  • She explores work outside the clients’ proposed scope. Once Karen knows her potential clients’ desires, she offers a solution to meet these needs rather than simply submitting a proposal based on the limited work they originally asked for.

The key here is to think about what you can do differently to stand out, find out what clients really want, and offer them a solution that helps them meet their goals, while proposing a fee that’s in-line with each of these items.

It’s about ideas, not just the work

One trap freelancers fall into: believing clients are just hiring you for your time. There’s actually much more to it. As Karen puts it:

I’m the accumulation of all my skills and talents. I’m wisdom and creativity. I’ve stopped seeing myself as a punch card. My clients don’t see me that way either. Yes, sometimes, I’ve had to change my client’s mind-set. But it starts with me first, just as it starts with you.

Don’t forget: clients are hiring you for your skills, experience, and expertise. These things take years to develop, and they don’t simply translate into the few hours you put into client work.

Value-based pricing really isn’t revolutionary

Even though this idea of pricing on value hit me hard, the book points out it’s nothing new, nor unique to creative freelancers.

Karen mentions a story of how a plumber she hired to make an emergency call to her home charged her $300 for about 10 minutes worth of work. And she didn’t complain or think he should charge less. The plumber offers a valued service and charges a premium fee for his work, and that work is valued by homeowners who need a fast solution to their plumbing problem.

This is where the key for freelancers lies: Don’t charge based on value just because you simply want to make more money from your clients. Offer more value to clients in the form of specialized service that makes you stand out above your competition. This way, you’re certainly not competing on price alone and can justify higher fees when clients see the value you bring.

Getting started with value pricing

Breaking the Time Barrier is honest: you can’t 100% make the leap to value-based pricing tomorrow. The book ends with Steve gradually making the transition until, months later, he finally lands a huge client at a lucrative rate and pushes his salary into six-figures.

But you can get started tomorrow. The book invites you to think about how you can offer more to your clients and in turn command higher fees by providing greater value.

I highly suggest checking out Breaking the Time Barrier, which is available as a free download.

Have you tried a value-based pricing model for your freelance services? Why or why not?

4 Resources Every Portland Freelance Copywriter Should Know About

I meet with a lot of existing and aspiring freelance copywriters in Portland.
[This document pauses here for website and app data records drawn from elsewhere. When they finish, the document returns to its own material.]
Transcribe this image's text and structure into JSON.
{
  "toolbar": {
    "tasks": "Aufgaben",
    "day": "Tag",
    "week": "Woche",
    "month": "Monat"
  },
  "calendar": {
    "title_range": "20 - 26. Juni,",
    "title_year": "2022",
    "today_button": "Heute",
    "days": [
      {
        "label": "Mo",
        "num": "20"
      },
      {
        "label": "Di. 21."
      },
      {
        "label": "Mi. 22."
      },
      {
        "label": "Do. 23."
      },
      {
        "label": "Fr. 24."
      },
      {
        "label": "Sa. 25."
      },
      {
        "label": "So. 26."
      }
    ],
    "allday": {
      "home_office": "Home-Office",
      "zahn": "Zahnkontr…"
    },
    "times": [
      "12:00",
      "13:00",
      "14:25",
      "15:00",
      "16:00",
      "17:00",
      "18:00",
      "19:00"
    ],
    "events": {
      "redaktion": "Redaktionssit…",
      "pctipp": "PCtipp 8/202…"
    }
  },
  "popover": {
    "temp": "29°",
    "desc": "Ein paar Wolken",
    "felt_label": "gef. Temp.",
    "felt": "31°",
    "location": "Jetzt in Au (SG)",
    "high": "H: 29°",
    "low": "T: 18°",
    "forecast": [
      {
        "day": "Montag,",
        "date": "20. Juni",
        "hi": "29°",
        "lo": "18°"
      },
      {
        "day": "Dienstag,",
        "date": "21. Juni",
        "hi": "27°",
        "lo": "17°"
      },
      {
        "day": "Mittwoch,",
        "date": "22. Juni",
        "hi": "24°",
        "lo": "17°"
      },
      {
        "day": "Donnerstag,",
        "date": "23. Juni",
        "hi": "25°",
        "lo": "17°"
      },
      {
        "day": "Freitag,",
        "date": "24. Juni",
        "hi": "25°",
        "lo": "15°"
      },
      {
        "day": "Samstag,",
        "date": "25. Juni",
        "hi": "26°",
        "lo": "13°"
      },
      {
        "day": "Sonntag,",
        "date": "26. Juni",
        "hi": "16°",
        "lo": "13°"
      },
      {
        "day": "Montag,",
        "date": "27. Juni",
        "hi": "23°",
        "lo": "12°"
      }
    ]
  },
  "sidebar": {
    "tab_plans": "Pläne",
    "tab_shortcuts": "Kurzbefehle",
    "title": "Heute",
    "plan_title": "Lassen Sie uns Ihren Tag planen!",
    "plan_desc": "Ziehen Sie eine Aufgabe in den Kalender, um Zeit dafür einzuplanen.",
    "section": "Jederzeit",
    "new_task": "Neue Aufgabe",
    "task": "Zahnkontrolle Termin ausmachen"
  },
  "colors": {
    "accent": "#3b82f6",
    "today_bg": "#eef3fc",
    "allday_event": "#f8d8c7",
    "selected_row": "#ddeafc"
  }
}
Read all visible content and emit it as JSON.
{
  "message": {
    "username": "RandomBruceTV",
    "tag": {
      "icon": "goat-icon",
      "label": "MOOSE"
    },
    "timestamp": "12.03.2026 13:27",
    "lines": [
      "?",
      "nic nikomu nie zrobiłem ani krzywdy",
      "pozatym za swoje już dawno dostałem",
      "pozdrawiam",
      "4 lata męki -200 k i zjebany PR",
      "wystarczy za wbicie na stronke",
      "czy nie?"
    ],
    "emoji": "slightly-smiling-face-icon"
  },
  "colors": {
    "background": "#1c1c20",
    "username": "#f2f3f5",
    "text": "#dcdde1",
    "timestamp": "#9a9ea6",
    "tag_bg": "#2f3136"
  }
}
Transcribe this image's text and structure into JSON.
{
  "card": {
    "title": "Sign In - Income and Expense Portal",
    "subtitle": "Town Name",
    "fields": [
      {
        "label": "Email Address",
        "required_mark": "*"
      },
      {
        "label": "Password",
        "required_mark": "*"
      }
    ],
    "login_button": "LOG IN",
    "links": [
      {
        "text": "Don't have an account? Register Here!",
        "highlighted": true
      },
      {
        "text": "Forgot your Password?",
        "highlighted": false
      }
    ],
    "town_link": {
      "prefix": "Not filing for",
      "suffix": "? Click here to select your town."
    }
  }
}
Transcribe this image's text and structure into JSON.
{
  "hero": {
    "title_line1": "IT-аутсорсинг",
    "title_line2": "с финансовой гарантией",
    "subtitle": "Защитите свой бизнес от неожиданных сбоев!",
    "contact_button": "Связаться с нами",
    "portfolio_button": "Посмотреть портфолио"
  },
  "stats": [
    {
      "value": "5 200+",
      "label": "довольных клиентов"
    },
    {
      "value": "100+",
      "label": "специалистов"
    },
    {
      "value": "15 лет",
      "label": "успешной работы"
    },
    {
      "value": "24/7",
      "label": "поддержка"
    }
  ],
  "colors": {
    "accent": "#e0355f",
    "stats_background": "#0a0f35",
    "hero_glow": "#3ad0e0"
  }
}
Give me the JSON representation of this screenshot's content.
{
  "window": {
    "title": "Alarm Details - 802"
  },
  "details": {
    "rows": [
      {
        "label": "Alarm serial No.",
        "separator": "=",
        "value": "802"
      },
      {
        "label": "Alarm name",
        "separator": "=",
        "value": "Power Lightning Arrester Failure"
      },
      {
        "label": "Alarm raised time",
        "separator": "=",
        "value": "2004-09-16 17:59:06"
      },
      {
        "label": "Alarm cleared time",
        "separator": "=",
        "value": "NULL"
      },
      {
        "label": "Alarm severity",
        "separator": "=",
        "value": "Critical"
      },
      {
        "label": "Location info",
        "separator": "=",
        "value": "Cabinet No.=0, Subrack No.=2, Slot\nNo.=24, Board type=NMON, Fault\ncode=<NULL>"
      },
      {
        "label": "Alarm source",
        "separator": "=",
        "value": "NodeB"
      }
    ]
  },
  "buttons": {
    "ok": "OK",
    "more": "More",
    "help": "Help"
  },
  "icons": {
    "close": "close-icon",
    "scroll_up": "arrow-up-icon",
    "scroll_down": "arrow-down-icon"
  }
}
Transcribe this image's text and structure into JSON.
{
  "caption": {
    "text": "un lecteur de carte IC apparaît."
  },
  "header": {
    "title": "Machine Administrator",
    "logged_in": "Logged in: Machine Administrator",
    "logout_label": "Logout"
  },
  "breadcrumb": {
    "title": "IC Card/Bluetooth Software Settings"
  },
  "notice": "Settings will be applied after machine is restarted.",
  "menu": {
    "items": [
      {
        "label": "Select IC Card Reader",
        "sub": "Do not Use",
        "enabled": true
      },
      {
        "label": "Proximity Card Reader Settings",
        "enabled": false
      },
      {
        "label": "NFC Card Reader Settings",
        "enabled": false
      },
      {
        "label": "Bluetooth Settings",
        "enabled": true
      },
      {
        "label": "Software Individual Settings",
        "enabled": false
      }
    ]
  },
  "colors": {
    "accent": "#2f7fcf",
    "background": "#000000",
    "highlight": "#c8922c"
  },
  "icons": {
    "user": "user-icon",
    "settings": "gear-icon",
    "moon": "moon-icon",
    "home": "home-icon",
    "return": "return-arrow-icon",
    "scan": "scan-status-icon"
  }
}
Sometimes they’re referred to me by members of the Conclave, sometimes I meet them at events, and other times we’re introduced by my creative staffing agency friends.

However we find each other in this town, I end up giving them all similar information as far as where they can go to find good resources for networking and industry exploration. A few of my recommendations work for creative freelancers of all kinds, but I’m speaking specifically to freelance copywriters with this list.

Here are four resources I’ve recommended to every Portland freelance copywriter I’ve met:

  1. PDXnex: A networking nexus for Portland creative professionals. (I would add 24Seven and Vitamin T to the “Local Staffing Agencies for Creatives” section.)
  2. Freelancers Union: Promotes the interests of independent workers through advocacy, education, and services. (Now with a Portland presence!)
  3. Copywriter Conclave of Portland (CC: PDX): A freelance copywriter support group that provides referrals and professional development for Portland Metro members.
  4. The Well-Fed Writer by Peter Bowerman: An award-winning book about how to become a successful freelance copywriter by a successful freelance copywriter. He also has coaching options, a blog, and a monthly e-newsletter that I highly recommend you sign-up for.


  5. I’m also interested to know about other great resources I might be missing out on. What resources have you found to be useful in your development as a freelance copywriter? Books, events, websites? Do share!